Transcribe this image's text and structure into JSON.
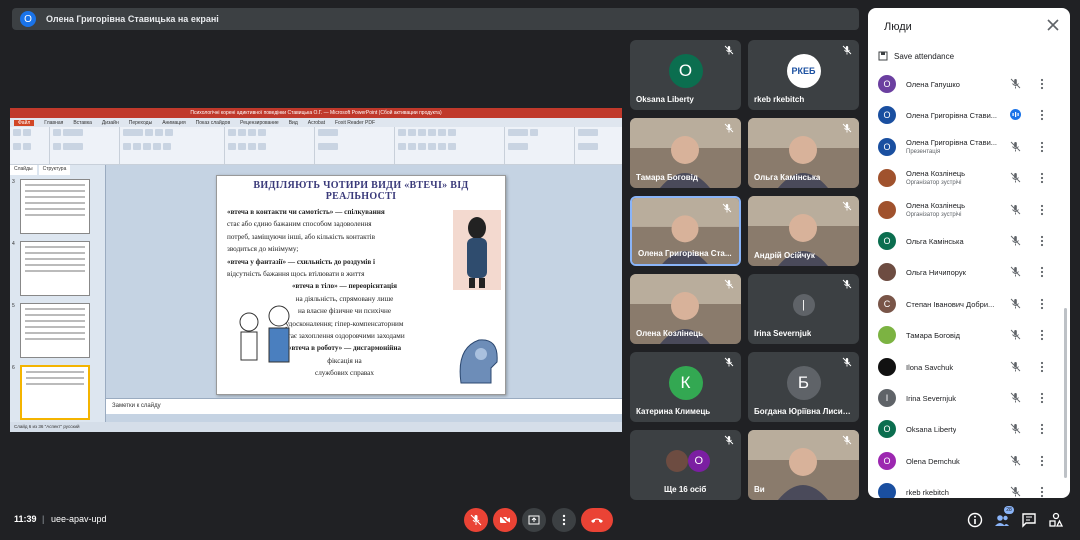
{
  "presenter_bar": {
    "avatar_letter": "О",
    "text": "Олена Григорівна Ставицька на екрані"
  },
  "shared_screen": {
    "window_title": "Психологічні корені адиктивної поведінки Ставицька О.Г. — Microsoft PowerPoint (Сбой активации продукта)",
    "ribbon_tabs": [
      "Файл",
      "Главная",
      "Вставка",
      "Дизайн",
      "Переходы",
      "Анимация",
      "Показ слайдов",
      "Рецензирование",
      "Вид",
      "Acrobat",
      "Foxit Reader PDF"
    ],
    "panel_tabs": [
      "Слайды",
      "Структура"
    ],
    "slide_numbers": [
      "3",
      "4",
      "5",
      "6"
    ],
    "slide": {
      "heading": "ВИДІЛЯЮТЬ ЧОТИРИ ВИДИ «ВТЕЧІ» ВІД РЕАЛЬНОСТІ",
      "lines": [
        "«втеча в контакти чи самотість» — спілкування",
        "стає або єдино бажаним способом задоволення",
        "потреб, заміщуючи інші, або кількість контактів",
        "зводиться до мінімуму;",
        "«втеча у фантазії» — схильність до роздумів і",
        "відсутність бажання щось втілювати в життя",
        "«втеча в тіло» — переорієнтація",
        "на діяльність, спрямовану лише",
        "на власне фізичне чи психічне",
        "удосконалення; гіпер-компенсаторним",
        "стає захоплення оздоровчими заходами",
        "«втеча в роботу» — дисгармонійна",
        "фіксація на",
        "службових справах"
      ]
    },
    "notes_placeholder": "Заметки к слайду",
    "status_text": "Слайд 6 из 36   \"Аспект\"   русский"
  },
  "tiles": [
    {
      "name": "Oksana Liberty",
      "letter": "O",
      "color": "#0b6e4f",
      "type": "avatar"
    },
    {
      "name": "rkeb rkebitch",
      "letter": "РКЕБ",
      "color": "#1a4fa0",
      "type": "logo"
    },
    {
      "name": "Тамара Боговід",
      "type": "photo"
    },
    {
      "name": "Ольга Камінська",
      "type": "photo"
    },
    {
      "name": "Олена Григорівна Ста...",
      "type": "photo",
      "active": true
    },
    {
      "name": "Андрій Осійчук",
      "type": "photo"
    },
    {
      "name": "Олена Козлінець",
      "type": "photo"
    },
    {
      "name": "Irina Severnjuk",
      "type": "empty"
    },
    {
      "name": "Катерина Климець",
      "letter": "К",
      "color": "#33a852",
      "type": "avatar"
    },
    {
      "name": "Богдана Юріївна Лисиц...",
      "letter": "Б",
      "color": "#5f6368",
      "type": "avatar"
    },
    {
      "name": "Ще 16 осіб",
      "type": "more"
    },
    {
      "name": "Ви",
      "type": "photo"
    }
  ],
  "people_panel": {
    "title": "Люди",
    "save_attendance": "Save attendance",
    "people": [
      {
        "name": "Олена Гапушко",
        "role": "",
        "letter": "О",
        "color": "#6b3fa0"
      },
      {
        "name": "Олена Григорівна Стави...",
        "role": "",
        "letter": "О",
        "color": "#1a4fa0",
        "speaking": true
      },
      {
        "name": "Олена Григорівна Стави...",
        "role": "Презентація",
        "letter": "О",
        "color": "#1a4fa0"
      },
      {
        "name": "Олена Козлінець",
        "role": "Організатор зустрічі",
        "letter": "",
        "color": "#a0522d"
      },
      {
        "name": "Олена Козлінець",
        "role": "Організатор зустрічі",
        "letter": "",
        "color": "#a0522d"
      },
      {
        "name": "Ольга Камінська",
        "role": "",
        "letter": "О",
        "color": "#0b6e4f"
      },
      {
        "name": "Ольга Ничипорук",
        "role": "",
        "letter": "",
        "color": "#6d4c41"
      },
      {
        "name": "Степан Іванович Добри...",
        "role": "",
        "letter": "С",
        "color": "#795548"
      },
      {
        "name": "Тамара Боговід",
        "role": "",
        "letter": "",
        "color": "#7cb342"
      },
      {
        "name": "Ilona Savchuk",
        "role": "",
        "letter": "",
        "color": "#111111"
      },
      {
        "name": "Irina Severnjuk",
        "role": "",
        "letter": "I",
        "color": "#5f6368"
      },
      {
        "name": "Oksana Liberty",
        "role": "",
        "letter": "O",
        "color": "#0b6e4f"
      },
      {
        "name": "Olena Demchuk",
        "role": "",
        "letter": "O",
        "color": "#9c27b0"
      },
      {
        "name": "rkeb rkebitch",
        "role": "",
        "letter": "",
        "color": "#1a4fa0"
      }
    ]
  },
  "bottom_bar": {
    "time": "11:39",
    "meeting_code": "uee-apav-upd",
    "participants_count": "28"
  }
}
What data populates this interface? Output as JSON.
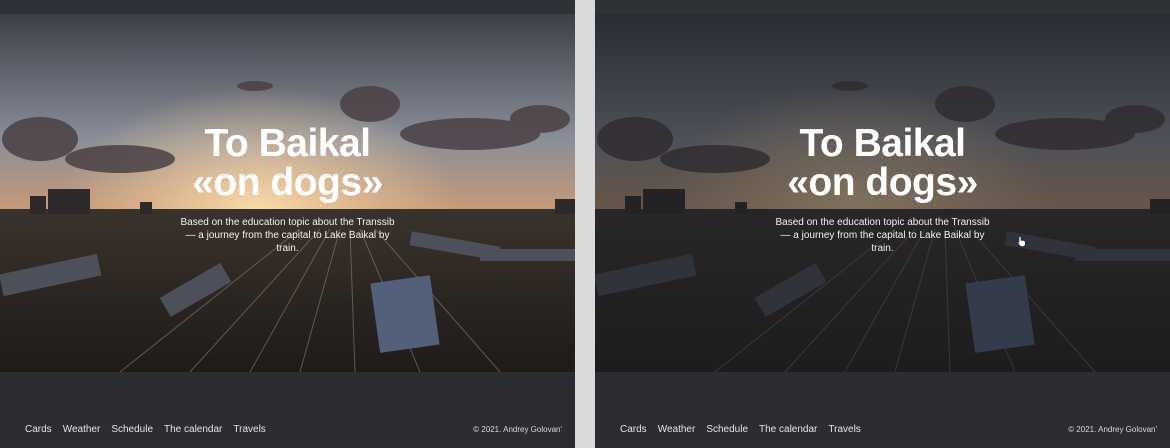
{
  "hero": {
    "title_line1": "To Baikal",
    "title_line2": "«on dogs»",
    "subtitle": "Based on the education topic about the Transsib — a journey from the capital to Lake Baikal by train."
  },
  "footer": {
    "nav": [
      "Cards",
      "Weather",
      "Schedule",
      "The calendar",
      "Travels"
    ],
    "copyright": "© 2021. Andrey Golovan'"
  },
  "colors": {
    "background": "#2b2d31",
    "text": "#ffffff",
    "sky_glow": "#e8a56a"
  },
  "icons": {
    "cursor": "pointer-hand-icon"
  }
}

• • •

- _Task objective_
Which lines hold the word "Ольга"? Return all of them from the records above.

- _Reply_
      "name": "Ольга Камінська",
        "name": "Ольга Камінська",
        "name": "Ольга Ничипорук",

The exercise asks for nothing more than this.